WHAT YOU SHOULD DO —
Pick out all lines with the word "value" from the records that follow.

Start of TASK INPUT

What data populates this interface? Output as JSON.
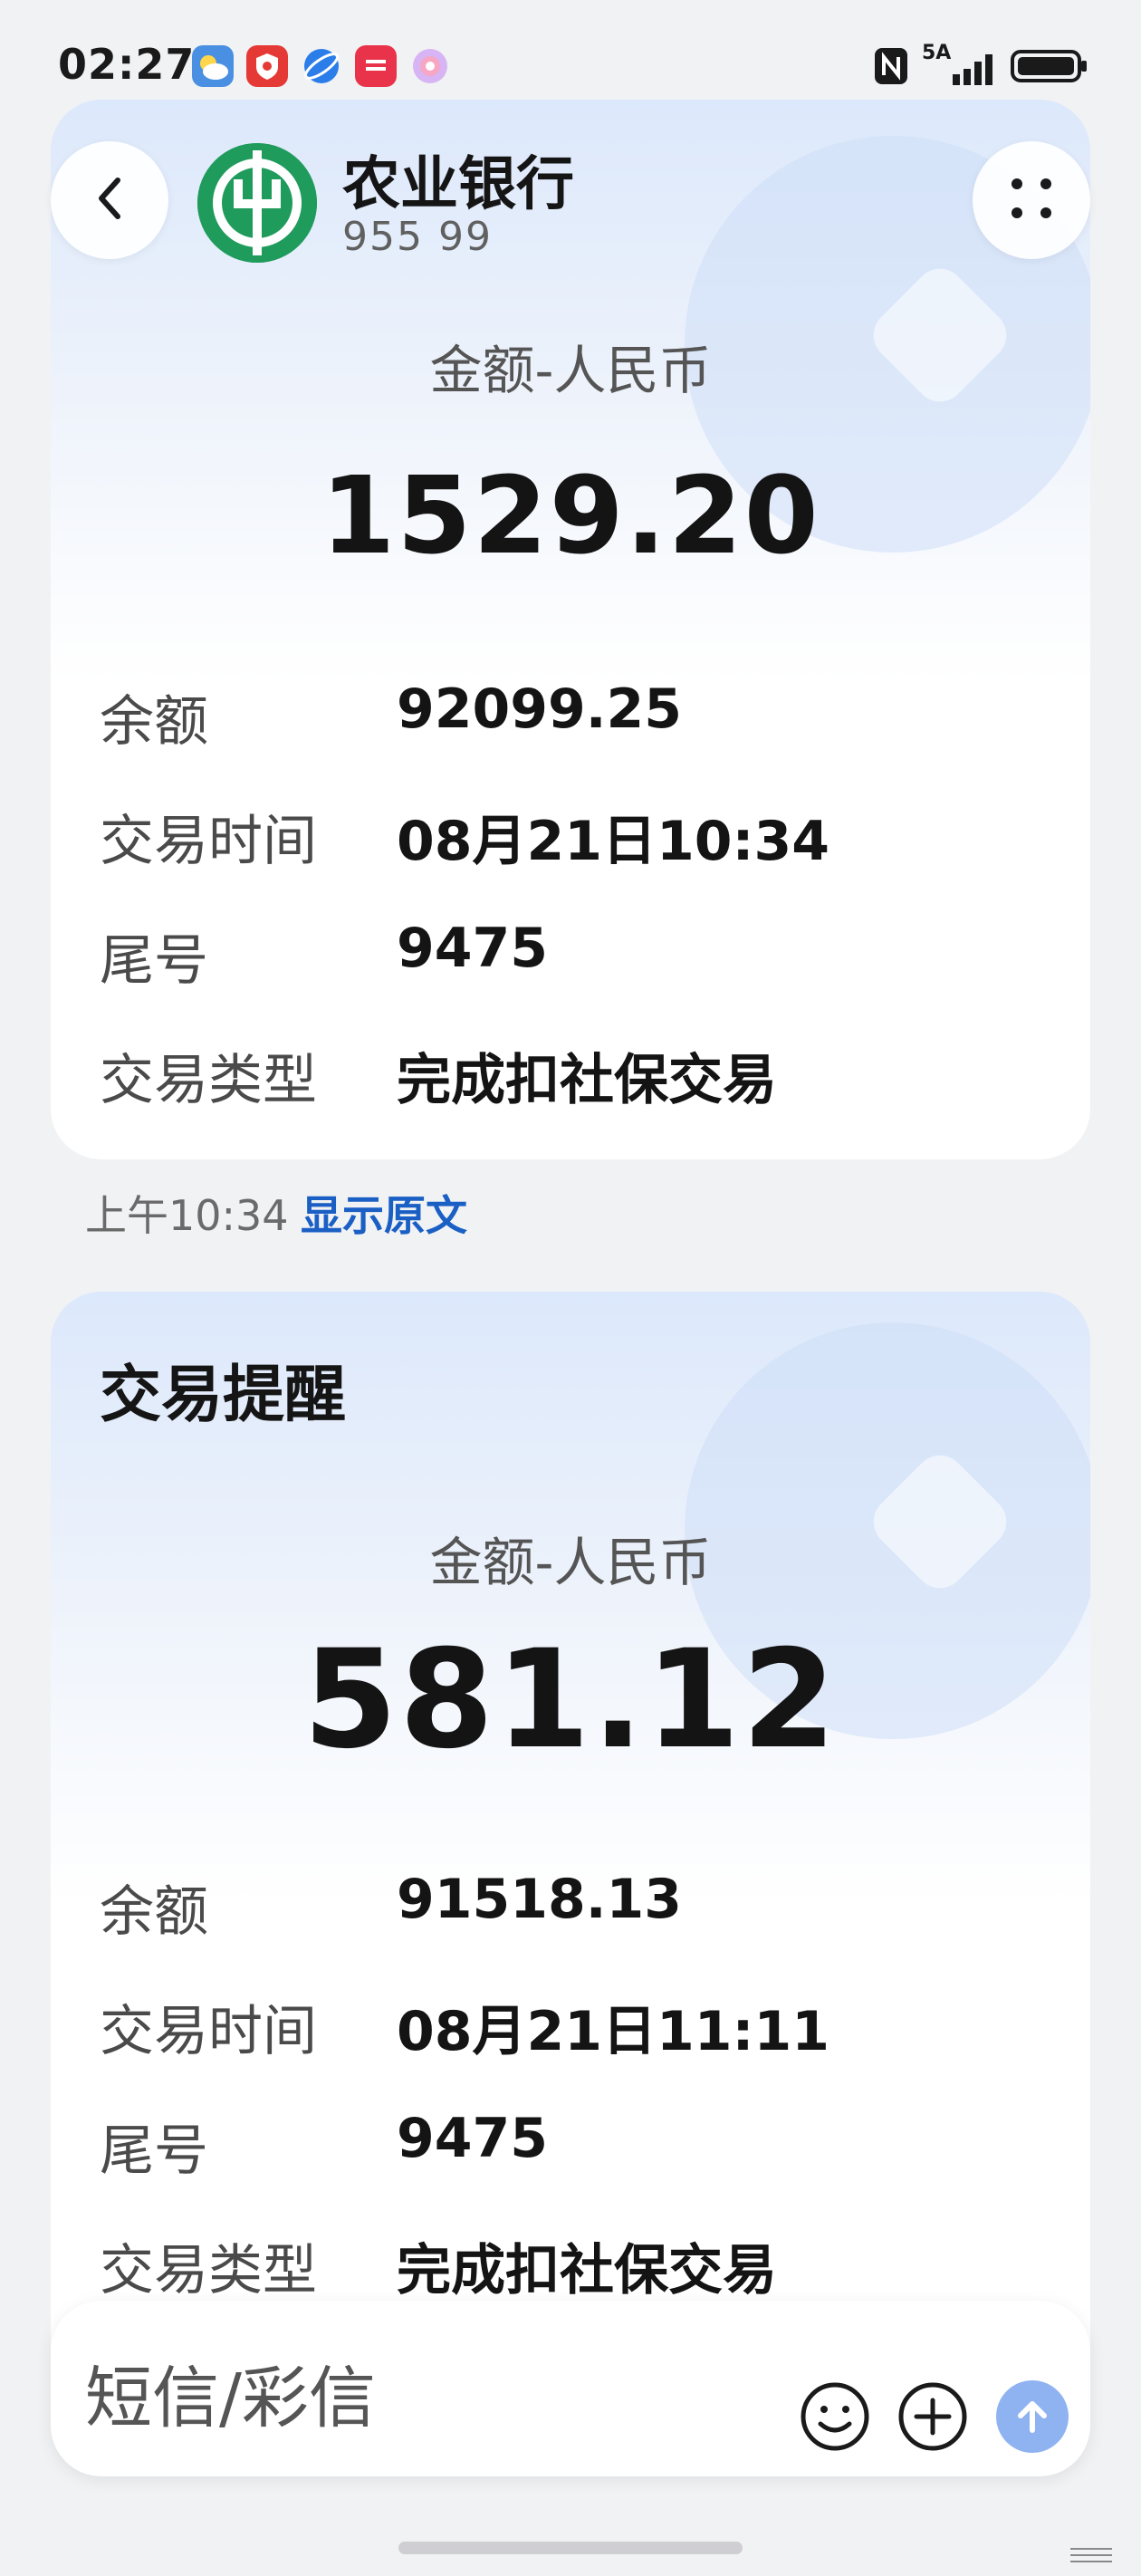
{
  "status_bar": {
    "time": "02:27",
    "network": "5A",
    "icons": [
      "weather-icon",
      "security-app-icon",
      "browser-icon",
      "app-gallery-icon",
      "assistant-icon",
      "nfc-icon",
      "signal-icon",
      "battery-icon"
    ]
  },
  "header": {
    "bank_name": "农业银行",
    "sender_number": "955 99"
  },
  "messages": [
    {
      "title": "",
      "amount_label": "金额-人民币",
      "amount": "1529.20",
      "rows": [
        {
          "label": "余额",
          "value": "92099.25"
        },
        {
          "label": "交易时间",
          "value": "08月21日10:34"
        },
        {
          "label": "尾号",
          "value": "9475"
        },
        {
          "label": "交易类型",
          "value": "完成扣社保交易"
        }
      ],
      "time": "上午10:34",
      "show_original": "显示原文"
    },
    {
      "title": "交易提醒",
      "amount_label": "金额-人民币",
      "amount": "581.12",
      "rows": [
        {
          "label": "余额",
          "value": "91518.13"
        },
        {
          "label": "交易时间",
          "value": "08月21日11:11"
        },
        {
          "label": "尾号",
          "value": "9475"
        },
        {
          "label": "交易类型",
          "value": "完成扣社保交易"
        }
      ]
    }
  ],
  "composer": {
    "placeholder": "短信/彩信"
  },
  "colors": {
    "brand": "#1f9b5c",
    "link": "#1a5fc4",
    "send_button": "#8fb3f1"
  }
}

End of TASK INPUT

RESPONSE BOX —
          "value": "92099.25"
          "value": "08月21日10:34"
          "value": "9475"
          "value": "完成扣社保交易"
          "value": "91518.13"
          "value": "08月21日11:11"
          "value": "9475"
          "value": "完成扣社保交易"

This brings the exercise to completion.